5 Normalization agreements signed by Israel, the United Arab Emirates and Bahrain at the White House on September 15, 2020. See full text and accompanying statements at https://www.state.gov/the-abraham-accords/
6 Nancy A. Youssef, Vivian Salama and Michael C. Bender, “Trump, Awaiting Egyptian Counterpart at Summit, Called Out for ‘My Favorite Dictator,’” Wall Street Journal, Sept. 13, 2019, accessed at https://www.wsj.com/articles/trump-awaiting-egyptian-counterpart-at-summit-called-out-for-my-favorite-dictator-11568403645
7 In July 2019, Trump vetoed bipartisan legislation to halt arms sales to Saudi Arabia and the UAE because of their military involvement in Yemen, which is largely responsible for what the UN termed the world’s worst humanitarian disaster. In issuing his veto, Trump said the legislation would “weaken America’s global competitiveness” in the arms market. See Merritt Kennedy, “Trump Vetoes Bills Intended To Block Arms Sales To Saudi Arabia,” NPR, July 25, 2019, accessed at https://www.npr.org/2019/07/25/745200244/trump-vetoes-bills-intended-to-block-arms-sales-to-saudi-arabia
8 David E. Sanger, Farnaz Fassihi and Rick Gladstone, “Urging Iran to ‘Make the Big Deal,’ Trump Ties Nuclear Negotiations to Election,” The New York Times, June 5, 2020, accessed at https://www.nytimes.com/2020/06/05/world/middleeast/trump-iran-nuclear.html
9 Joseph R. Biden, Jr., “Why America Must Lead Again: Rescuing U.S. Foreign Policy After Trump,” Foreign Affairs, March/April 2020, accessed at https://www.foreignaffairs.com/articles/united-states/2020-01-23/why-america-must-lead-again
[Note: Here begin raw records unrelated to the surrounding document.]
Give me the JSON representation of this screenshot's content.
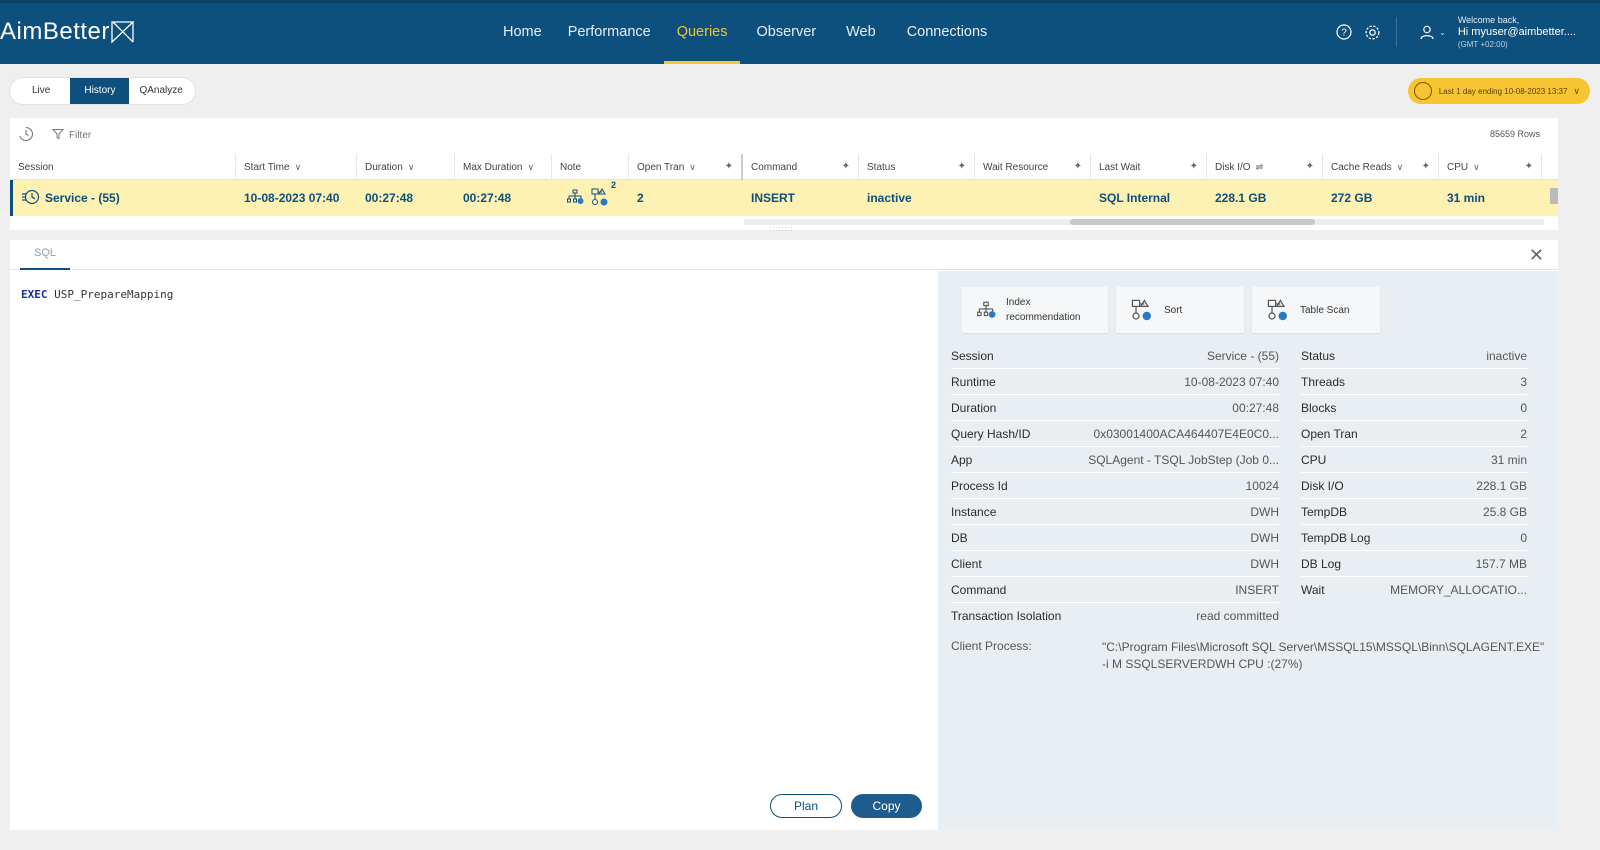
{
  "header": {
    "logo_text": "AimBetter",
    "nav": [
      {
        "label": "Home",
        "active": false
      },
      {
        "label": "Performance",
        "active": false
      },
      {
        "label": "Queries",
        "active": true
      },
      {
        "label": "Observer",
        "active": false
      },
      {
        "label": "Web",
        "active": false
      },
      {
        "label": "Connections",
        "active": false
      }
    ],
    "welcome": "Welcome back,",
    "user": "Hi myuser@aimbetter....",
    "timezone": "(GMT +02:00)",
    "icons": [
      "help-icon",
      "settings-icon",
      "user-icon"
    ]
  },
  "mode_tabs": [
    {
      "label": "Live",
      "active": false
    },
    {
      "label": "History",
      "active": true
    },
    {
      "label": "QAnalyze",
      "active": false
    }
  ],
  "time_range": "Last 1 day ending 10-08-2023 13:37",
  "toolbar": {
    "filter_label": "Filter",
    "row_count": "85659 Rows"
  },
  "table": {
    "columns": [
      "Session",
      "Start Time",
      "Duration",
      "Max Duration",
      "Note",
      "Open Tran",
      "Command",
      "Status",
      "Wait Resource",
      "Last Wait",
      "Disk I/O",
      "Cache Reads",
      "CPU"
    ],
    "row": {
      "session": "Service - (55)",
      "start_time": "10-08-2023 07:40",
      "duration": "00:27:48",
      "max_duration": "00:27:48",
      "note_badge": "2",
      "open_tran": "2",
      "command": "INSERT",
      "status": "inactive",
      "wait_resource": "",
      "last_wait": "SQL Internal",
      "disk_io": "228.1 GB",
      "cache_reads": "272 GB",
      "cpu": "31 min"
    }
  },
  "detail": {
    "tab": "SQL",
    "sql_keyword": "EXEC",
    "sql_body": " USP_PrepareMapping",
    "plan_label": "Plan",
    "copy_label": "Copy",
    "actions": {
      "index": "Index recommendation",
      "sort": "Sort",
      "scan": "Table Scan"
    },
    "left_kv": [
      {
        "k": "Session",
        "v": "Service - (55)"
      },
      {
        "k": "Runtime",
        "v": "10-08-2023 07:40"
      },
      {
        "k": "Duration",
        "v": "00:27:48"
      },
      {
        "k": "Query Hash/ID",
        "v": "0x03001400ACA464407E4E0C0..."
      },
      {
        "k": "App",
        "v": "SQLAgent - TSQL JobStep (Job 0..."
      },
      {
        "k": "Process Id",
        "v": "10024"
      },
      {
        "k": "Instance",
        "v": "DWH"
      },
      {
        "k": "DB",
        "v": "DWH"
      },
      {
        "k": "Client",
        "v": "DWH"
      },
      {
        "k": "Command",
        "v": "INSERT"
      },
      {
        "k": "Transaction Isolation",
        "v": "read committed"
      }
    ],
    "right_kv": [
      {
        "k": "Status",
        "v": "inactive"
      },
      {
        "k": "Threads",
        "v": "3"
      },
      {
        "k": "Blocks",
        "v": "0"
      },
      {
        "k": "Open Tran",
        "v": "2"
      },
      {
        "k": "CPU",
        "v": "31 min"
      },
      {
        "k": "Disk I/O",
        "v": "228.1 GB"
      },
      {
        "k": "TempDB",
        "v": "25.8 GB"
      },
      {
        "k": "TempDB Log",
        "v": "0"
      },
      {
        "k": "DB Log",
        "v": "157.7 MB"
      },
      {
        "k": "Wait",
        "v": "MEMORY_ALLOCATIO..."
      }
    ],
    "client_process_label": "Client Process:",
    "client_process_value": "\"C:\\Program Files\\Microsoft SQL Server\\MSSQL15\\MSSQL\\Binn\\SQLAGENT.EXE\" -i M SSQLSERVERDWH CPU :(27%)"
  },
  "colors": {
    "brand": "#0d4f7d",
    "accent": "#f6c531",
    "row_highlight": "#fdf1b4"
  }
}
10 The Trump Administration has instituted harsh measures against the entry of illegal immigrants across the US-Mexico border, including separating children from their parents. See, for example, “Family separation under the Trump administration – a timeline,” Southern Poverty Law Center, June 17, 2020, accessed at https://www.splcenter.org/news/2020/06/17/family-separation-under-trump-administration-timeline
11 Online campaign event with Biden foreign policy advisers, Sept. 15, 2020
12 Joe Biden, “There’s a smarter way to be tough on Iran,” CNN, Sept. 13, 2020, accessed at https://www.cnn.com/2020/09/13/opinions/smarter-way-to-be-tough-on-iran-joe-biden/index.html
13 “Statement by Joe Biden on the agreements between Israel, the UAE, and Bahrain,” Sept. 15, 2020, accessed at https://joebiden.com/2020/09/15/statement-by-joe-biden-on-the-agreements-between-israel-the-uae-and-bahrain/
14 Yolande Knell, “US stops all aid to Palestinians in West Bank and Gaza,” BBC, February 1, 2019, accessed at https://www.bbc.com/news/world-middle-east-47095082
15 Biden, Foreign Affairs, op. cit.
16 Daniel Benaim and Jake Sullivan, “America’s Opportunity in the Middle East: Diplomacy Could Succeed Where Military Force Has Failed,’ Foreign Affairs, May 22, 2020, accessed at https://www.foreignaffairs.com/articles/middle-east/2020-05-22/americas-opportunity-middle-east